The main problem is that adjusting the set relies on one's eye to "see" what looks best-- it's so subjective. But the SpyderTV replaces that with objective results. And all you need besides the display and the colorimeter itself is a PC running Windows 2000/XP and a DVD player. SpyderTV attaches to the display with suction cups: gentle pressing works fine, but those who are worried can use the included tripod accessory instead (the preferred method for LCD, by the way). Once centered, it will "read" the display and transfer the data through a USB cable (the DVD disc provides full tutorial for placement). Since you'll want to do this for all your displays--Plasma, LCD, DLP rear projection, even CRT models--using a laptop makes the most sense (although wireless USB extenders should be available shortly)..
Installation/Setup/Ease of Use
Install the software, then just follow the "wizards" as they guide you through each step: the hardest part is finding your equivalent of "hue" and "black" and other terms referring to video settings in the menus on the display (since the same terms are not used by each manufacturer). We've attached SpyderTV to a Mitsubishi 62" 1080p DLP HDTV and darkened the room to lessen/eliminate problematic ambient light. Our DVD player is playing the special DVD included and outputting a widescreen image; both player and display were given time to warm up. We've also turned off "enhancements" on the display so as to have as neutral a start as possible.

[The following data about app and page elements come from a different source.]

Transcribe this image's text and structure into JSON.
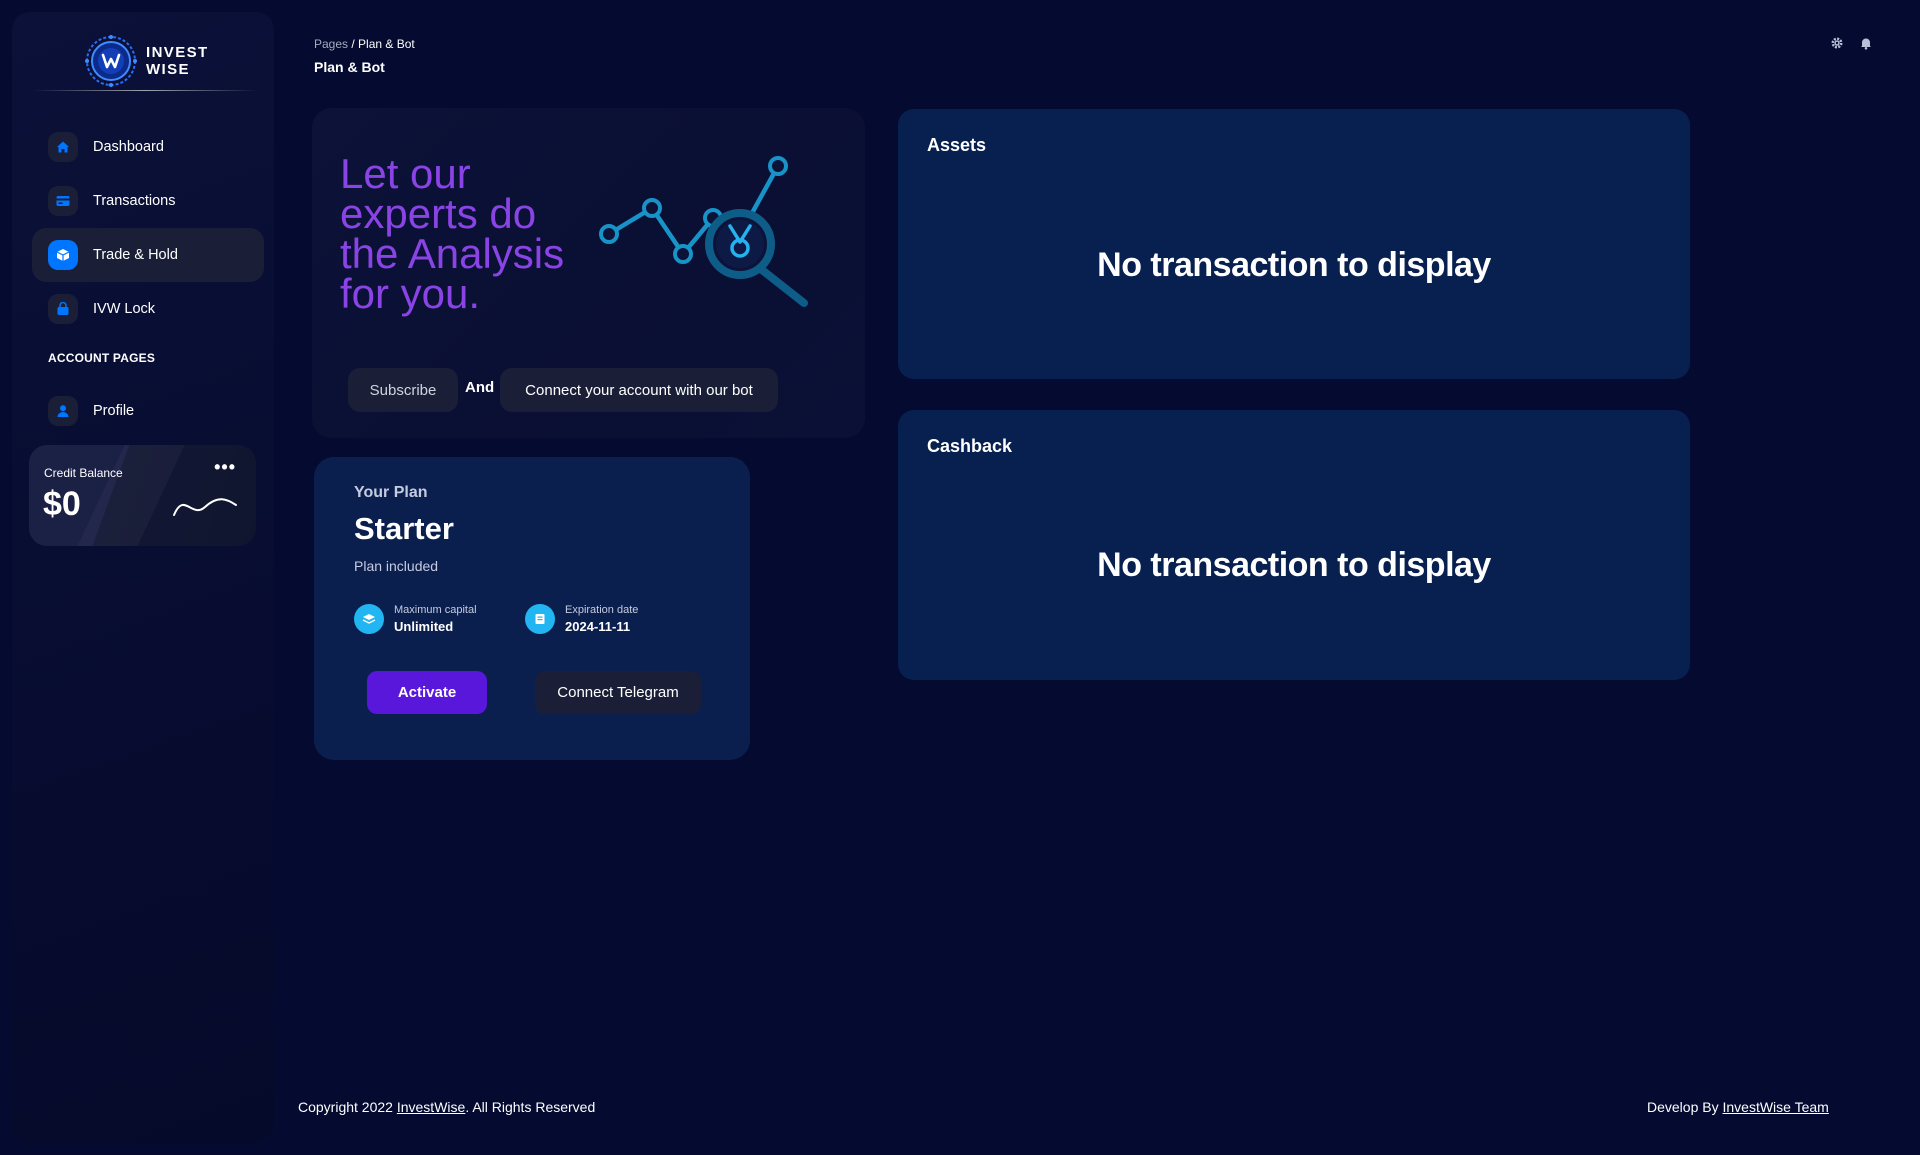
{
  "brand": {
    "line1": "INVEST",
    "line2": "WISE"
  },
  "sidebar": {
    "items": [
      {
        "label": "Dashboard",
        "icon": "home-icon"
      },
      {
        "label": "Transactions",
        "icon": "card-icon"
      },
      {
        "label": "Trade & Hold",
        "icon": "cube-icon",
        "active": true
      },
      {
        "label": "IVW Lock",
        "icon": "lock-bag-icon"
      }
    ],
    "section_label": "ACCOUNT PAGES",
    "account_items": [
      {
        "label": "Profile",
        "icon": "user-icon"
      }
    ],
    "credit": {
      "label": "Credit Balance",
      "value": "$0",
      "menu": "•••"
    }
  },
  "header": {
    "breadcrumb_root": "Pages",
    "breadcrumb_sep": " / ",
    "breadcrumb_current": "Plan & Bot",
    "title": "Plan & Bot",
    "icons": [
      "gear-icon",
      "bell-icon"
    ]
  },
  "promo": {
    "heading": "Let our experts do the Analysis for you.",
    "subscribe_label": "Subscribe",
    "and_label": "And",
    "connect_label": "Connect your account with our bot"
  },
  "plan": {
    "label": "Your Plan",
    "name": "Starter",
    "subtitle": "Plan included",
    "stats": [
      {
        "label": "Maximum capital",
        "value": "Unlimited"
      },
      {
        "label": "Expiration date",
        "value": "2024-11-11"
      }
    ],
    "activate_label": "Activate",
    "telegram_label": "Connect Telegram"
  },
  "assets": {
    "title": "Assets",
    "empty": "No transaction to display"
  },
  "cashback": {
    "title": "Cashback",
    "empty": "No transaction to display"
  },
  "footer": {
    "copyright_prefix": "Copyright 2022 ",
    "copyright_link": "InvestWise",
    "copyright_suffix": ". All Rights Reserved",
    "develop_prefix": "Develop By ",
    "develop_link": "InvestWise Team"
  },
  "colors": {
    "background": "#050a30",
    "accent_blue": "#0075ff",
    "purple_text": "#8a44e6",
    "activate_button": "#5a17dc",
    "panel": "#08204f",
    "stat_icon": "#21b6f2"
  }
}
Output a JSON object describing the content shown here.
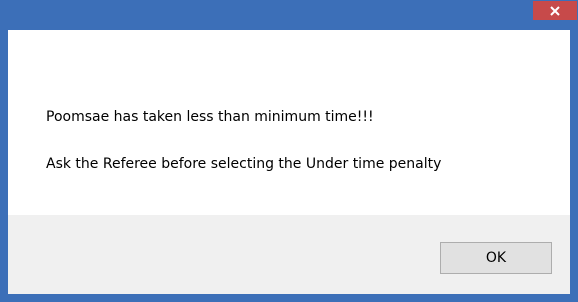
{
  "dialog": {
    "title": "",
    "close_icon": "close-icon",
    "message_line1": "Poomsae has taken less than minimum time!!!",
    "message_line2": "Ask the Referee before selecting the Under time penalty",
    "ok_label": "OK"
  },
  "colors": {
    "titlebar": "#3c6fb8",
    "close_button": "#c74a4a",
    "content_bg": "#ffffff",
    "footer_bg": "#f0f0f0"
  }
}
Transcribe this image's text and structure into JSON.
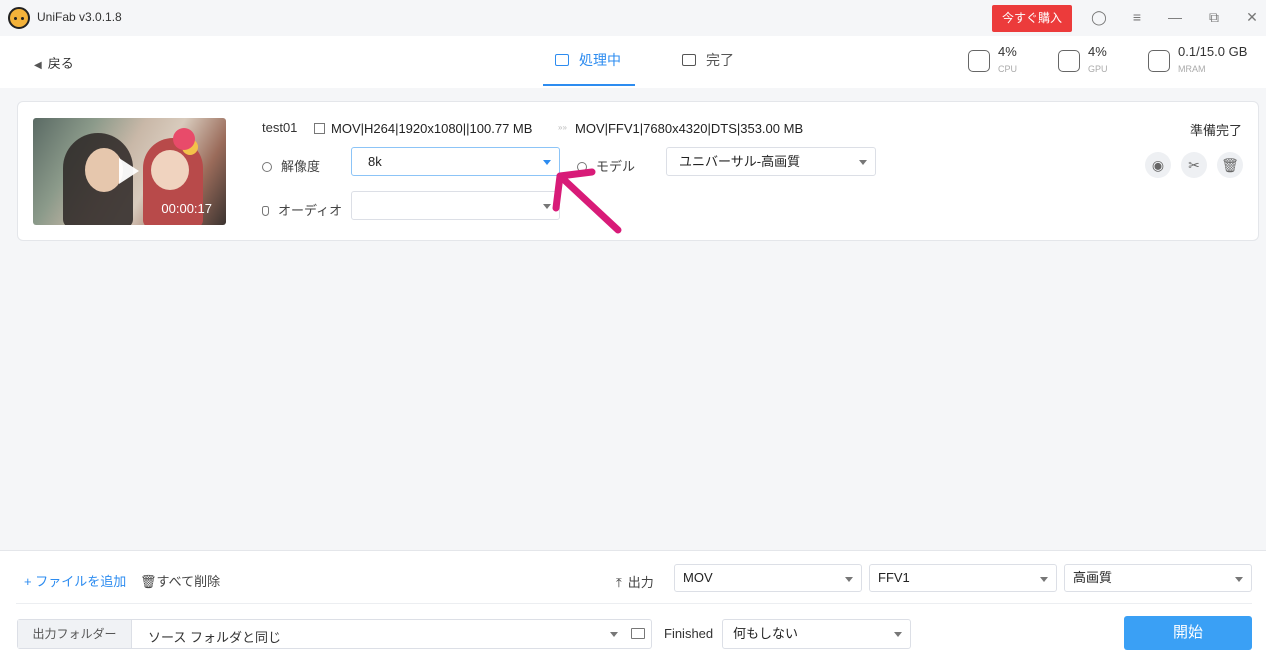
{
  "app": {
    "title": "UniFab v3.0.1.8",
    "buy_label": "今すぐ購入"
  },
  "nav": {
    "back_label": "戻る",
    "tabs": [
      {
        "label": "処理中",
        "active": true
      },
      {
        "label": "完了",
        "active": false
      }
    ],
    "stats": {
      "cpu": {
        "value": "4%",
        "label": "CPU"
      },
      "gpu": {
        "value": "4%",
        "label": "GPU"
      },
      "mram": {
        "value": "0.1/15.0 GB",
        "label": "MRAM"
      }
    }
  },
  "task": {
    "file_name": "test01",
    "duration": "00:00:17",
    "source_info": "MOV|H264|1920x1080||100.77 MB",
    "output_info": "MOV|FFV1|7680x4320|DTS|353.00 MB",
    "status": "準備完了",
    "resolution_label": "解像度",
    "resolution_value": "8k",
    "model_label": "モデル",
    "model_value": "ユニバーサル-高画質",
    "audio_label": "オーディオ",
    "audio_value": ""
  },
  "bottom": {
    "add_file_label": "+ ファイルを追加",
    "delete_all_label": "すべて削除",
    "output_label": "出力",
    "format_value": "MOV",
    "codec_value": "FFV1",
    "quality_value": "高画質",
    "output_folder_label": "出力フォルダー",
    "output_folder_value": "ソース フォルダと同じ",
    "finished_label": "Finished",
    "finished_value": "何もしない",
    "start_label": "開始"
  },
  "colors": {
    "accent": "#2d8cf0",
    "buy": "#ec3b3b",
    "start": "#3aa0f5",
    "annotation": "#d81b78"
  }
}
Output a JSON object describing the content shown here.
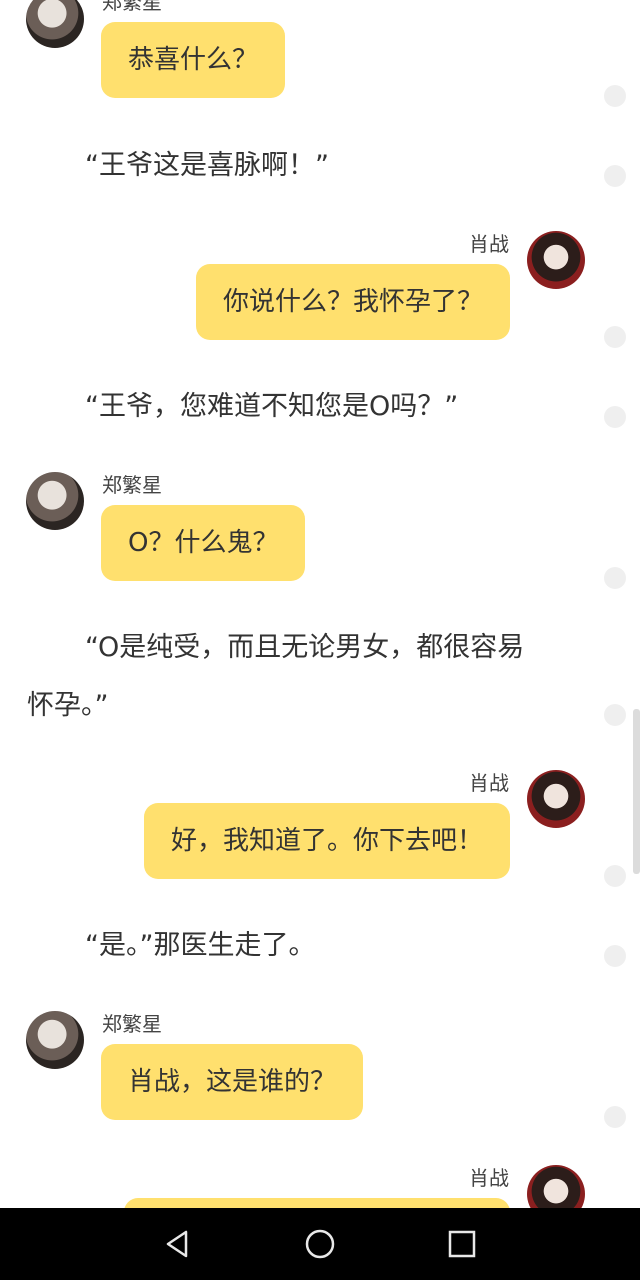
{
  "characters": {
    "a": "郑繁星",
    "b": "肖战"
  },
  "messages": [
    {
      "text": "恭喜什么？"
    },
    {
      "text": "“王爷这是喜脉啊！”"
    },
    {
      "name": "肖战",
      "text": "你说什么？我怀孕了？"
    },
    {
      "text": "“王爷，您难道不知您是O吗？”"
    },
    {
      "name": "郑繁星",
      "text": "O？什么鬼？"
    },
    {
      "text_line1": "“O是纯受，而且无论男女，都很容易",
      "text_line2": "怀孕。”"
    },
    {
      "name": "肖战",
      "text": "好，我知道了。你下去吧！"
    },
    {
      "text": "“是。”那医生走了。"
    },
    {
      "name": "郑繁星",
      "text": "肖战，这是谁的？"
    },
    {
      "name": "肖战"
    }
  ],
  "colors": {
    "bubble": "#ffe06e",
    "background": "#ffffff",
    "navbar": "#000000"
  },
  "navbar": {
    "back": "back-triangle-icon",
    "home": "home-circle-icon",
    "recents": "recents-square-icon"
  }
}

Now we bring up test screens from the DVD player. Follow the software that analyzes various settings (such as the white balance, contrast, brightness levels, color temperature, tint, etc.), and make changes to the display as indicated. When done, a summary can be printed out (and a comparison of Before/After can be had by changing the settings back to where they were). But more importantly, the display has been calibrated to a "norm" that is objectively valid for the display. Compared to guesstimating, SpyderTV gives you a solid point of reference to start from.
The whole process took just over a half hour, and yes the image looks noticeably better: colors are cleaner, blacks have more depth, and contrast is right on. One can always use the chart as a jumping-off spot and make further changes based on personal preference: those preferring their skin tones more "red," for example, or wanting to reactivate enhanced color or black level features to see how it now looks.
We only wish this model supported front projectors (the SpyderTV PRO/$699 does and adds features such as grayscale and online support). Other than that, we have no complaints.
Also, SpyderTV is portable. Just toss it in the included travel bag, and it can go anywhere-making it just as ideal for use on that TV at a summer home or when visiting family or friends